Do you have advice for students, particularly students of color, who are pursuing their education in archival studies, librarianship?
Get out of your comfort zone. If you get a chance to go international, to see what other people are doing and how you can learn from other environments, do it. I did a month-long fellowship at the American Council on Oriental Research in Amman, Jordan. It was amazing to have an opportunity to see what other people are doing in terms of preserving their archives, their heritage. And this was an archeological institute, I worked with them on developing their archive. It was an amazing opportunity. A few months ago there was a webinar on people who had Fulbrights and other fellowships. It was amazing, these were all archivists and librarians who had done Fulbrights around the world. I tell people, it is so important to get out of the United States. Your vision, the way you view things, it changes and is enhanced and you become much more aware that you aren’t the center of the universe and that you have something to learn from other people. Even if it is just traveling around the U.S., seeing what other organizations and individuals are doing is important because it enhances your understanding of what other people are facing. And also what are they doing that you can emulate?
- Associate Professor and Africana Studies Archivist/Librarian, Texas A&M University, 2003–present
- Archival Fellowship, American Center for Oriental Research, 2012
- Assistant Librarian/Archivist, University of Arizona, 2001–2003
- Archivist, Amistad Research Center, Tulane University, 1988–2001

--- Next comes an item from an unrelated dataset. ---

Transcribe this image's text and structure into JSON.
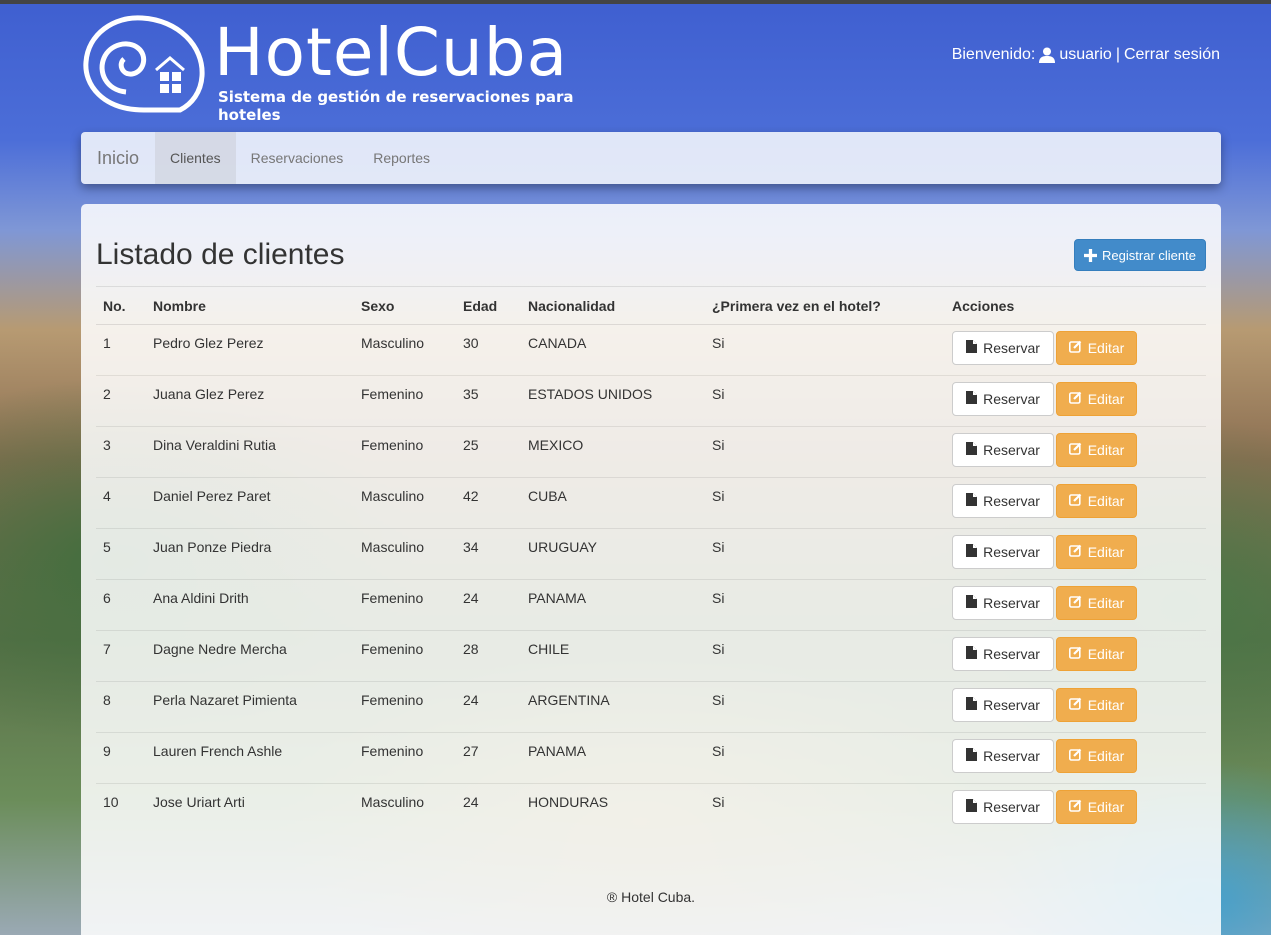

- Rebecca Hankins and Miguel Juarez, eds. Where are All the Librarians of Color? The Experiences of People of Color in Academia. Sacramento: Library Juice Press, 2016.
- Rebecca Hankins and Miguel Juarez. “Art in Special Collections: Latino and African American Fine Art and Photography in Academic Institutions.” Art Documentation: Bulletin of the Art Libraries Society of North America (2010): 31–36.
- Rebecca Hankins. “Fictional Islam: A Literary Review and Comparative Essay on Islam in Science Fiction and Fantasy.” Foundation: The International Review of Science Fiction and Fantasy f105 (2009): 73–92.
- Rebecca Hankins. “Uncovering Black Feminist Writers 1963–1990: An Evaluation of Their Coverage in Research Tools.” Reference and User Services Quarterly 48 (2009): 270–286.
- Frederick Stielow, Rebecca Hankins and Venola Jones. “From Managerial Theory and Worksheets to Practical MARC AMC; Or, Dancing with the Dinosaur at the Amistad.” The American Archivist 58, no. 4 (1995): 464–474.
Society of American Archivists
- Membership Committee, 2011–2012
- Council, 2006–2009
- Oral History Section Newsletter Editor, 2004–2006
- Oral History Section Steering Committee, 2005
- Archivists and Archives of Color Roundtable Chair, 2002–2004